- ⅛ cup soy sauce or liquid aminos – don’t use reduced sodium, you need the salt for curing (find a gluten free soy here or find liquid aminos here)
- 1 Tablespoon brown sugar or 1 teaspoon stevia powder
- 1 teaspoon freshly ground black pepper (find organic black peppercorns here)
- 1 teaspoon garlic powder and onion powder mixed (find organic garlic powder here and onion powder here)
- 1 Tablespoon smoked salt (or increase the soy sauce to ¼ cup and add 1 Tablespoon Liquid Smoke)
- 1 teaspoon red pepper flakes (find organic red pepper flakes here)
Directions (Choose ONE of the following methods):
- Mix all marinade ingredients together and place in food safe plastic bag. Add meat or meat substitute. Place bag in a large bowl, cover with water, and add a weight to keep it submerged. Place in the refrigerator for an hour or so.
- Mix all marinade ingredients together in a large bowl. Place meat into the marinade and cover, leaving it refrigerated for 6 hours or overnight.
- Mix all marinade ingredients together and place in the kind of bag that is ok to use in a Sous Vide. Add meat or meat substitute. Place bag in a Sous Vide for an hour. The Sous Vide will partially cook the meat, making it easier to dry out later. If you don’t use the Sous Vide, it will take longer for your meat to dry out.
Choosing Your Meat or Meat Substitute
Always start with raw meat. I like to use beef flank steak (grass fed, humanely raised) for my jerky. It seasons well, provides lean protein, and dries great. Cut any meat across the grain to avoid overly tough jerky.
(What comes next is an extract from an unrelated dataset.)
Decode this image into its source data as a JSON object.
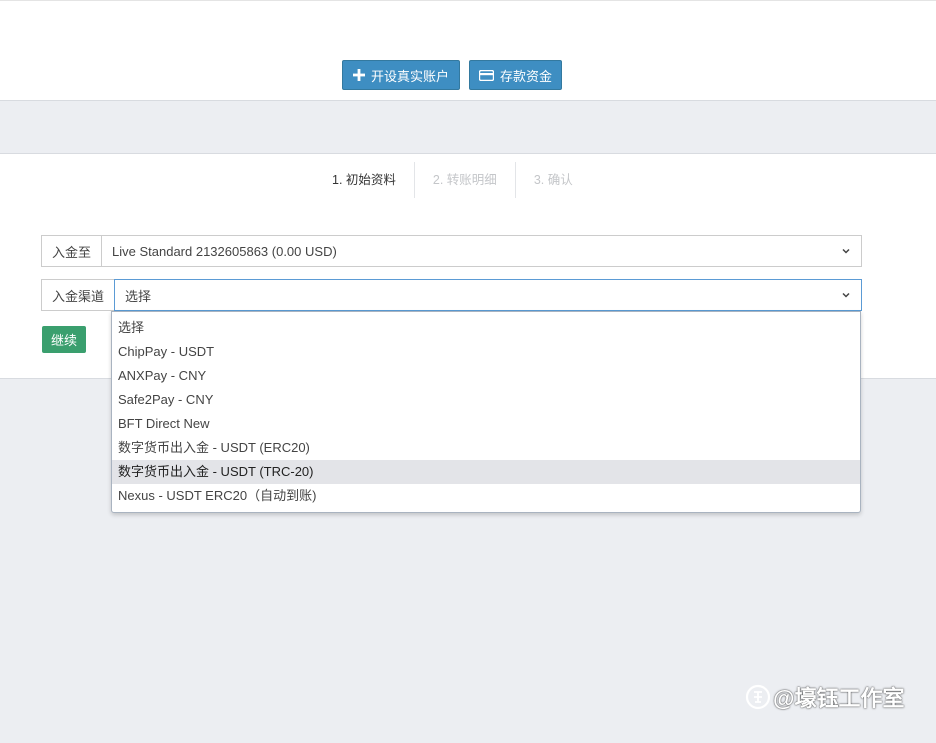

Other meats you can use are chicken or turkey. (Pork doesn’t dry very well unless it’s bacon.) Chicken and turkey do well, but need to be cut thicker to prevent crumbling. You can make very tender jerky by grinding the meat and adding some of the marinade to hold it together. Then soak it for a shorter period of time, such as 2-3 hours.
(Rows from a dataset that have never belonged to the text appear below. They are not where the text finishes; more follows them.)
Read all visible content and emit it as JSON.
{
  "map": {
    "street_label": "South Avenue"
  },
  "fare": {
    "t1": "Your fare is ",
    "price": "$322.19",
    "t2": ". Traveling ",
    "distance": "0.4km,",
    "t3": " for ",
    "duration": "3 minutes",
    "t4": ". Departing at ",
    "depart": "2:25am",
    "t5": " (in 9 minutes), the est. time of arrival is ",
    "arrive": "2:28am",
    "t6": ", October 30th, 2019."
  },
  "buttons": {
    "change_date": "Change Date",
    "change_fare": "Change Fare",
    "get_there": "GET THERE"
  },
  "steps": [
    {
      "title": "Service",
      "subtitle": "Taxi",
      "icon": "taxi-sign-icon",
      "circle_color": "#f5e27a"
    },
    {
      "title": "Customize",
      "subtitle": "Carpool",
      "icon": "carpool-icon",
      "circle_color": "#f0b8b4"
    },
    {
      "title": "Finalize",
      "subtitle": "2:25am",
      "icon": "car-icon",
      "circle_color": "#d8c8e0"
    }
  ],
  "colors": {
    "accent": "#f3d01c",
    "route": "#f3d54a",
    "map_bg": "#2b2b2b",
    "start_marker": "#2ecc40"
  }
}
Great Meat Substitutes
Some great meat substitutes include:
- mushrooms (grind, add the marinade for seasoning, shape into strips on parchment paper, and proceed as above)
- strips of tofu
- squash or eggplant strips (very yummy!) – Use a hard squash like butternut for the best texture. Soft squashes like zucchini don’t seem to hold up as well.
- even ground beans and rice can be formed into jerky-like strips
NOTE: For any of these, only marinate for about an hour.
Drying Your Jerky
After marinating is complete, lay the strips of whatever you have onto wire racks placed on cookie sheets. This will catch any drips. Place in the oven at 200°F for 3-4 hours. Alternatively, you can use a food dehydrator. This will take longer, but doesn’t use as much electricity. You can also use a solar dehydrator, like this one that you can make yourself. If using the solar dehydrator, be sure to keep an eye on it as animals could come to investigate. I keep mine on a large stack of pallets to discourage curious critters.
Whatever method you use, check your meat every hour or so. For veggies and other meat substitutes, check about every 20 minutes. Your finished jerky should be chewy, but done all the way through. The marinade or brining process will “precook” your meat so there is no chance of spoilage. The salt will help with that.
Storing the Jerky
You can store jerky at room temperature in a tightly sealed glass jar to keep air out. If it does become exposed to the air, white crystals could form on the surface. These are salt crystals and are nothing to worry about. If you are going to store it for more than a few weeks, you can freeze it without harming the texture.
Have you ever made your own jerky? Did you use meat or a substitute? How did it turn out?